Plant Virus Ecology

  • Roossinck M
N/ACitations
Citations of this article
157Readers
Mendeley users who have this article in their library.

Abstract

Viruses have generally been studied either as disease-causing infectious agents that have a negative impact on the host (most eukaryote-infecting viruses), or as tools for molecular biology (especially bacteria-infecting viruses, or phage). Virus ecology looks at the more complex issues of virus-host-environment interactions. For plant viruses this includes studies of plant virus biodiversity, including viruses sampled directly from plants and from a variety of other environments; how plant viruses impact species invasion; interactions between plants, viruses and insects; the large number of persistent viruses in plants that may have epigenetic effects; and viruses that provide a clear benefit to their plant hosts (mutualists). Plants in a non-agricultural setting interact with many other living entities such as animals, insects, and other plants, as well as their physical environment. Wild plants are almost always colonized by a number of microbes, including fungi, bacteria and viruses. Viruses may impact any of these interactions [1].

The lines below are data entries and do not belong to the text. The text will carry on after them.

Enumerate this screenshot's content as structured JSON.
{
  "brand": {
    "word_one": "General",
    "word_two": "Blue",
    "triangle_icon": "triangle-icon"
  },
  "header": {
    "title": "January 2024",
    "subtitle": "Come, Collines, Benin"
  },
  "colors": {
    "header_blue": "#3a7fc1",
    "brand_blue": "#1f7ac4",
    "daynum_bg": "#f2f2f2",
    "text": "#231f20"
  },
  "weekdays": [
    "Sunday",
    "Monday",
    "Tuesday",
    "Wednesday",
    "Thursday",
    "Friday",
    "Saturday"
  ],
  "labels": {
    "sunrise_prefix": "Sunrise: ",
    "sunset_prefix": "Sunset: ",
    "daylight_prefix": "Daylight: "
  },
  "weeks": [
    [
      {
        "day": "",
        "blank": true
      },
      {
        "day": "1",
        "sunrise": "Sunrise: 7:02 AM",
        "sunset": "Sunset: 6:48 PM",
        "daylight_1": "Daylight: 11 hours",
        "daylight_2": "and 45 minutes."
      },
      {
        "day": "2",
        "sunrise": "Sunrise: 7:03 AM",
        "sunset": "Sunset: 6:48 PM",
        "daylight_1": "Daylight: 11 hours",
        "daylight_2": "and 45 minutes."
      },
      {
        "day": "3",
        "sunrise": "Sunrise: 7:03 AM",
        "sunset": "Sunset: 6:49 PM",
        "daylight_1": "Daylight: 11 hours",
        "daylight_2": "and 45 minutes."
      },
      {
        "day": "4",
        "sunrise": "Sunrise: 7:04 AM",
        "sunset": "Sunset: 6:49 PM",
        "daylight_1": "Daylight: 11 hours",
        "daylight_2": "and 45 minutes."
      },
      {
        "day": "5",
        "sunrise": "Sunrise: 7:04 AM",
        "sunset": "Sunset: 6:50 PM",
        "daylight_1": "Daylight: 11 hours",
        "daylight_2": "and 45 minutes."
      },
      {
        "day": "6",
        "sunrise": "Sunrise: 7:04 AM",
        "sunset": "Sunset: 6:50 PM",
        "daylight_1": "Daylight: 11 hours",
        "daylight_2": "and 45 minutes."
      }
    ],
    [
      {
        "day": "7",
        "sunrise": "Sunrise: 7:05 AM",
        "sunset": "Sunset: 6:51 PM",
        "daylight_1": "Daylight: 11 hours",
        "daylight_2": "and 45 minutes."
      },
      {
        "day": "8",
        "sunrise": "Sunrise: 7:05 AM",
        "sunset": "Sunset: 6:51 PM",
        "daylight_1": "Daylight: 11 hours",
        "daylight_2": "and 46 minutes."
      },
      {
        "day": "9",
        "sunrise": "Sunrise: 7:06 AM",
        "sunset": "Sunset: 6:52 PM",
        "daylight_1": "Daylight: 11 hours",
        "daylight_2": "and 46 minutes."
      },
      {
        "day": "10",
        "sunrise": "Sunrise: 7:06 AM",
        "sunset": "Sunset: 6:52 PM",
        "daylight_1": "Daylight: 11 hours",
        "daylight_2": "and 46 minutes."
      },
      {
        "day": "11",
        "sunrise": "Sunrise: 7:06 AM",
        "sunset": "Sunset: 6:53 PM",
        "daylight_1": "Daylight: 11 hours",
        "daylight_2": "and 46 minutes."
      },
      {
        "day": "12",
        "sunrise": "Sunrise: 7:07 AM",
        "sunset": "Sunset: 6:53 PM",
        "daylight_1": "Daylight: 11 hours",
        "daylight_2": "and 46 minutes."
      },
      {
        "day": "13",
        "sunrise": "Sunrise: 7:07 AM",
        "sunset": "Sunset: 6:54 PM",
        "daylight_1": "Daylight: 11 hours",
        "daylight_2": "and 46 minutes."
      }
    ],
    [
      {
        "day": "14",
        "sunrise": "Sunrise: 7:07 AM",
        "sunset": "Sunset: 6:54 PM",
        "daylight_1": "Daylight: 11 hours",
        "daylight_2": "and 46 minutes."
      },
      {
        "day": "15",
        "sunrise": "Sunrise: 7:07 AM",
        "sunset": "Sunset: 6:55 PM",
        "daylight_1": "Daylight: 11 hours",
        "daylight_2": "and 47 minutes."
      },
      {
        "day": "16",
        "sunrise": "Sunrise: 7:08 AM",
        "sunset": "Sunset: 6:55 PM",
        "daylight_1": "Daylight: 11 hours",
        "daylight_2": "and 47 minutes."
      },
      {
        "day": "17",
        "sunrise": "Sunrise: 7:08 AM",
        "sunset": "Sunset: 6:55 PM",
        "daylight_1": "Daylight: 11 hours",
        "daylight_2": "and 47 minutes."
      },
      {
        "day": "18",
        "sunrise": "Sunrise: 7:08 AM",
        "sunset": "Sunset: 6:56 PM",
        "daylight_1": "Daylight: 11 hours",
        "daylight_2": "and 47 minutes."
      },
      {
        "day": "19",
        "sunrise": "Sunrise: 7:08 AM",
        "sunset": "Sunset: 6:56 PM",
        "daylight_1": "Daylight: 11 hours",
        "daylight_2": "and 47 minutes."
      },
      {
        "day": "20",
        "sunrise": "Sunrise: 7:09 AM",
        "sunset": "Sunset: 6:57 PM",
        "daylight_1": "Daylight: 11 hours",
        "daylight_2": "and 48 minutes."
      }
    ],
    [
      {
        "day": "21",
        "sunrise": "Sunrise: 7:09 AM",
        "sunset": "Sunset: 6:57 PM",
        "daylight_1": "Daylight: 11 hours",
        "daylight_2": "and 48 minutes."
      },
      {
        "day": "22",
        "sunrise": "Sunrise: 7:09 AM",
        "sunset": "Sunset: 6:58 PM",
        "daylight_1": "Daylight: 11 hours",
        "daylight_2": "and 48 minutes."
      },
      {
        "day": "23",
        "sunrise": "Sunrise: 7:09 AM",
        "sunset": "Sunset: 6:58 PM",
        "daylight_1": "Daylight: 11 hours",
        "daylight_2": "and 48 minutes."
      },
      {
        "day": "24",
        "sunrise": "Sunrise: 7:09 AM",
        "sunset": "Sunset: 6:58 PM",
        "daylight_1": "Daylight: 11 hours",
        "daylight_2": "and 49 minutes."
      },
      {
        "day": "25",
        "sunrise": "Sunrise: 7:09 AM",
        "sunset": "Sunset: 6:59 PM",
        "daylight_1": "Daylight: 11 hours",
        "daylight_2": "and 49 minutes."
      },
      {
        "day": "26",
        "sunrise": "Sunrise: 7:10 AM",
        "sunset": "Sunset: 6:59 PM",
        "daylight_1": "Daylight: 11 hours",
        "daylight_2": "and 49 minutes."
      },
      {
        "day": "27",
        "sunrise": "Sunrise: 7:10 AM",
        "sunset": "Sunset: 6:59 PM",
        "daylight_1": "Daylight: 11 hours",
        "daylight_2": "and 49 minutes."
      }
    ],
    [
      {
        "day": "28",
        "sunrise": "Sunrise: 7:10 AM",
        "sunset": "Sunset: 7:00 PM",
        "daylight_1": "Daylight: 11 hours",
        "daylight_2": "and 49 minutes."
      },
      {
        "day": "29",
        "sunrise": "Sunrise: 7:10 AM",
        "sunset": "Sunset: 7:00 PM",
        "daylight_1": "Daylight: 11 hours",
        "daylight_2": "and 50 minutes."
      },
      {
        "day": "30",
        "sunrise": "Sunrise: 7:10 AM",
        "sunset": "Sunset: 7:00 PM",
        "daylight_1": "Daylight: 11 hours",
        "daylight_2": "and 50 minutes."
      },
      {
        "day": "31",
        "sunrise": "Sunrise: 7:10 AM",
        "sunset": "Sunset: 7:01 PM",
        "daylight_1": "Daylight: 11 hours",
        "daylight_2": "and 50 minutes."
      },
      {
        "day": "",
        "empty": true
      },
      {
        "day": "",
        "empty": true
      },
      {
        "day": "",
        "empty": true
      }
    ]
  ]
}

Cite

CITATION STYLE

APA

Roossinck, M. J. (2013). Plant Virus Ecology. PLoS Pathogens, 9(5), e1003304. https://doi.org/10.1371/journal.ppat.1003304

Register to see more suggestions

Mendeley helps you to discover research relevant for your work.

Already have an account?

Save time finding and organizing research with Mendeley

Sign up for free